START DATA EXTRACTS

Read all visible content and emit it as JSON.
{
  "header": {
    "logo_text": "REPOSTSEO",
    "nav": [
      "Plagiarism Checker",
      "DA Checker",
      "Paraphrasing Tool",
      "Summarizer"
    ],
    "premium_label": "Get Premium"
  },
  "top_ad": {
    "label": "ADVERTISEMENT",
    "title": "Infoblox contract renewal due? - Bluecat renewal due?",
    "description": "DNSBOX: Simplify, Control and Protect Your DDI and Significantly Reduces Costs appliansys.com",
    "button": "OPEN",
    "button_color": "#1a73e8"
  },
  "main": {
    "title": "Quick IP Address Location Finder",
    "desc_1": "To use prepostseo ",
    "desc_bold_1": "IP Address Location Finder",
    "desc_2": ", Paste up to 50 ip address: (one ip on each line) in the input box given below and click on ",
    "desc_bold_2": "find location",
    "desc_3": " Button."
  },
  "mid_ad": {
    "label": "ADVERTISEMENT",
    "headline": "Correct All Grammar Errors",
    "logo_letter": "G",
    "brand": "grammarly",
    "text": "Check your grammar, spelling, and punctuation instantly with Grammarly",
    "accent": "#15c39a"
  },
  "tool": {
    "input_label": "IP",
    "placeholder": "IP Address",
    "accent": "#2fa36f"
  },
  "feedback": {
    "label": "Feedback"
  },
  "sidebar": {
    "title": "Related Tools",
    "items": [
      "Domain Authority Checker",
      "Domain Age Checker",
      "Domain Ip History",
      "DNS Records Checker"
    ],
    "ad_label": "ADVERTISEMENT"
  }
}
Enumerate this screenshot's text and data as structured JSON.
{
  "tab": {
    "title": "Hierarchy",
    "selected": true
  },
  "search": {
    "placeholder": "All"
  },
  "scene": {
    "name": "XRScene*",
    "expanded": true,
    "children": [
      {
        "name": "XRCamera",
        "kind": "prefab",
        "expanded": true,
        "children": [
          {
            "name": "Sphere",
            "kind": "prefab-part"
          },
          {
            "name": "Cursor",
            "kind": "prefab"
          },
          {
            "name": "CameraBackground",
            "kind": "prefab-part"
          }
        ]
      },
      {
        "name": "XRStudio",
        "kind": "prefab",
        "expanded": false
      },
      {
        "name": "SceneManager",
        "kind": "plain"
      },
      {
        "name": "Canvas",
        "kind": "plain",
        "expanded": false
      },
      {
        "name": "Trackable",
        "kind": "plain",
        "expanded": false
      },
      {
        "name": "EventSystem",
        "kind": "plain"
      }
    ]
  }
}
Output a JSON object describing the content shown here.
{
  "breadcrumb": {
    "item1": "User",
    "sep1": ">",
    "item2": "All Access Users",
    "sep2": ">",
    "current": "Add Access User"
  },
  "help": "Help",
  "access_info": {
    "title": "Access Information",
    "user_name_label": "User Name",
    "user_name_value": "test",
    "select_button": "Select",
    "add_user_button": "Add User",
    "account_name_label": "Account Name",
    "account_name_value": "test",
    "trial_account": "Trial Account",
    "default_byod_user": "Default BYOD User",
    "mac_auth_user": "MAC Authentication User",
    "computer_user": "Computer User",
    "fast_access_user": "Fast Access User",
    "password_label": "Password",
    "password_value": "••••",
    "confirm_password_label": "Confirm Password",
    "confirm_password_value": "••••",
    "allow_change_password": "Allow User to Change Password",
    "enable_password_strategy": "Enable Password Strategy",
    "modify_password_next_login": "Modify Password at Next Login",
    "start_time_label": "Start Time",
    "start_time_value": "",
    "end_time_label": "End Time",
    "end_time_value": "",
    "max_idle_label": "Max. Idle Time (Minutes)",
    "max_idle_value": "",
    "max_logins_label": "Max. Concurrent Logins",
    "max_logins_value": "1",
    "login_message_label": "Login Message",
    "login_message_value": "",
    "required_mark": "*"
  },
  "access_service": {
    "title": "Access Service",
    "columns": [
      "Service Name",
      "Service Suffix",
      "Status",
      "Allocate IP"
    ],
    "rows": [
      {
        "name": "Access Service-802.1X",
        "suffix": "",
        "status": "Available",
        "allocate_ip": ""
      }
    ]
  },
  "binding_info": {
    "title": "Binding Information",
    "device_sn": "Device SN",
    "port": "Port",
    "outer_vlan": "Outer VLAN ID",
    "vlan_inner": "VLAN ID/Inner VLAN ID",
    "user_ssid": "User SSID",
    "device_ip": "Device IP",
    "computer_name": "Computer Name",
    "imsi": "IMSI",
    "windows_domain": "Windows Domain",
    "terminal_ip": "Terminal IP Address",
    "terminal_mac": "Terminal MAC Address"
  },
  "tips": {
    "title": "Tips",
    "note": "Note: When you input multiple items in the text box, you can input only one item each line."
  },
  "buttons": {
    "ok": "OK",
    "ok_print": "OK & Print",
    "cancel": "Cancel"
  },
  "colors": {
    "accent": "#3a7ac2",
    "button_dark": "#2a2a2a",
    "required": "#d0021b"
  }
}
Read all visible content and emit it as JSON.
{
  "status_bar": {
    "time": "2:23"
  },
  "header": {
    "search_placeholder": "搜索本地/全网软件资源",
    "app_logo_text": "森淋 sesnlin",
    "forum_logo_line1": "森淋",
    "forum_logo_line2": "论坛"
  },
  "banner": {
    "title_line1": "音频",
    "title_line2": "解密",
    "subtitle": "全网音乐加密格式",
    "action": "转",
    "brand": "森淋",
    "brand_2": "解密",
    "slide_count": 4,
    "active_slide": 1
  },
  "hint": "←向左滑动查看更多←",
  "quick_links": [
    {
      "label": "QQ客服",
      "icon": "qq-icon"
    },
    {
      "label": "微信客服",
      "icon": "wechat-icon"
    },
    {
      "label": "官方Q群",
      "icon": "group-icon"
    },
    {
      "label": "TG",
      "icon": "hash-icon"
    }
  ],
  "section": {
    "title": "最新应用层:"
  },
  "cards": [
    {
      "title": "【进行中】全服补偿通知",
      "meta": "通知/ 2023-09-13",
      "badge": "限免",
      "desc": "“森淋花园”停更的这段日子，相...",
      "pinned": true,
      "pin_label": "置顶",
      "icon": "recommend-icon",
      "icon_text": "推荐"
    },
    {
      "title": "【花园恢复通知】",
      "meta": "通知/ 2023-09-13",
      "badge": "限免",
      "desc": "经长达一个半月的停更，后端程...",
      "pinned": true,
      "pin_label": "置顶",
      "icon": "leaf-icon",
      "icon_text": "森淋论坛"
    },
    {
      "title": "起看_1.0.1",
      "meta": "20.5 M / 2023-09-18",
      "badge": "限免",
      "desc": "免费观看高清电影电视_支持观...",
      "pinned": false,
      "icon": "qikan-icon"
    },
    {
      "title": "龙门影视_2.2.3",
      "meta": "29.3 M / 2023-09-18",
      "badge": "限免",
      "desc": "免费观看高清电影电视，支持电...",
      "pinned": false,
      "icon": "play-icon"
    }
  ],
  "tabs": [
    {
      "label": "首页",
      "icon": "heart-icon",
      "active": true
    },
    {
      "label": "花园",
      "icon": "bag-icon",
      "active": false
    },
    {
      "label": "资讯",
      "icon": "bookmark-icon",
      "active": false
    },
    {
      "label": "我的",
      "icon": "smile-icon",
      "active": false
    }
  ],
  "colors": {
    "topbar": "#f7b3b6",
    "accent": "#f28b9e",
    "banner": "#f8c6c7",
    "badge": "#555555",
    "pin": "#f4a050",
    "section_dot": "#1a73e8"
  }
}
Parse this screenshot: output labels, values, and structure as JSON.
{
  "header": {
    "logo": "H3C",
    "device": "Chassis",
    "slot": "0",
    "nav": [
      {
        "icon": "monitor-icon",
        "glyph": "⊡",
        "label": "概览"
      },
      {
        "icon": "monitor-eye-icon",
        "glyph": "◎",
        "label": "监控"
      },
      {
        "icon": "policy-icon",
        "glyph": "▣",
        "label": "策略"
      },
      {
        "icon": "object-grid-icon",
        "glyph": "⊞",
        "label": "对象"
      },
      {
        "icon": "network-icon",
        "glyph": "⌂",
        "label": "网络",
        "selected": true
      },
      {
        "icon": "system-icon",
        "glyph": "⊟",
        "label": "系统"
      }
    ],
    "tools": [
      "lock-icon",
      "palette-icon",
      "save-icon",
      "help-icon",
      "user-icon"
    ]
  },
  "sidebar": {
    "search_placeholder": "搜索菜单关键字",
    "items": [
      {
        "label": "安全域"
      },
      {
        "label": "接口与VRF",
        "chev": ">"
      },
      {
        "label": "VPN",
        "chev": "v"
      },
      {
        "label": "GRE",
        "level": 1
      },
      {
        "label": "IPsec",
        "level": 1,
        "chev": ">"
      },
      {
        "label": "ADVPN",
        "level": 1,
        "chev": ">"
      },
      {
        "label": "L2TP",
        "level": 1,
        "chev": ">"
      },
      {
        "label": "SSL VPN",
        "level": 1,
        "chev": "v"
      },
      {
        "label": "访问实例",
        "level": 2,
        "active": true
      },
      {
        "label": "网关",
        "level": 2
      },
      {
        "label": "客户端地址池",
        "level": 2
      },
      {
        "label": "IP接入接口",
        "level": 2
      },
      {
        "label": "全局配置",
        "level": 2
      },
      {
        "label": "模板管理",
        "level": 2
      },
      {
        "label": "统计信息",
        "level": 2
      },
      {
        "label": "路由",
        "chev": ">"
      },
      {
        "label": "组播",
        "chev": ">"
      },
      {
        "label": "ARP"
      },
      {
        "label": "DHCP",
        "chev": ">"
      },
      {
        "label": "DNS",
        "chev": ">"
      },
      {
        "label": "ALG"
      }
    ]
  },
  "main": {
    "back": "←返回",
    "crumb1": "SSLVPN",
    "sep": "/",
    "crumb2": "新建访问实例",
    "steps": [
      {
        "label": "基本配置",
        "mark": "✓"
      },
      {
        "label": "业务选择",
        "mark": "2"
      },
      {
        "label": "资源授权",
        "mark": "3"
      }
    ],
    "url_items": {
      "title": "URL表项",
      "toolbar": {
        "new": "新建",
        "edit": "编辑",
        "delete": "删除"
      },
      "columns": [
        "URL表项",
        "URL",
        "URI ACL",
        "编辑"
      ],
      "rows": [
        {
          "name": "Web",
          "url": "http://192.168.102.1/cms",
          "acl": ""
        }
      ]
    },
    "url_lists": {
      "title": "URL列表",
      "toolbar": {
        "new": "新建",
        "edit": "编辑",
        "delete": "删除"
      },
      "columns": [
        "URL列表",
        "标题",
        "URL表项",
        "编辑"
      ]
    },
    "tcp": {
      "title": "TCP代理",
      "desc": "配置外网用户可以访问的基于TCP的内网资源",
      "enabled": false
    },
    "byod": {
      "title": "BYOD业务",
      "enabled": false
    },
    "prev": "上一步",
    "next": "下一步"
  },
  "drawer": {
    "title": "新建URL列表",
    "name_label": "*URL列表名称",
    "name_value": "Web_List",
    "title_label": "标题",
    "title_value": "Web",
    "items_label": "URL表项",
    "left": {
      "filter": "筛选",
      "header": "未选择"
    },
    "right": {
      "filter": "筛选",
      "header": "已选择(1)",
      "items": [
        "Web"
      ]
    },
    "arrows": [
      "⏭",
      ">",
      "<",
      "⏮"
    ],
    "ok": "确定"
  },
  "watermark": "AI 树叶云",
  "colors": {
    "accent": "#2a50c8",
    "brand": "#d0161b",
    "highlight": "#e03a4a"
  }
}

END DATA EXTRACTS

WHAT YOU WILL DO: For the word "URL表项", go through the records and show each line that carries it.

EXERCISE RESULT:
      "title": "URL表项",
        "URL表项",
        "URL表项",
    "items_label": "URL表项",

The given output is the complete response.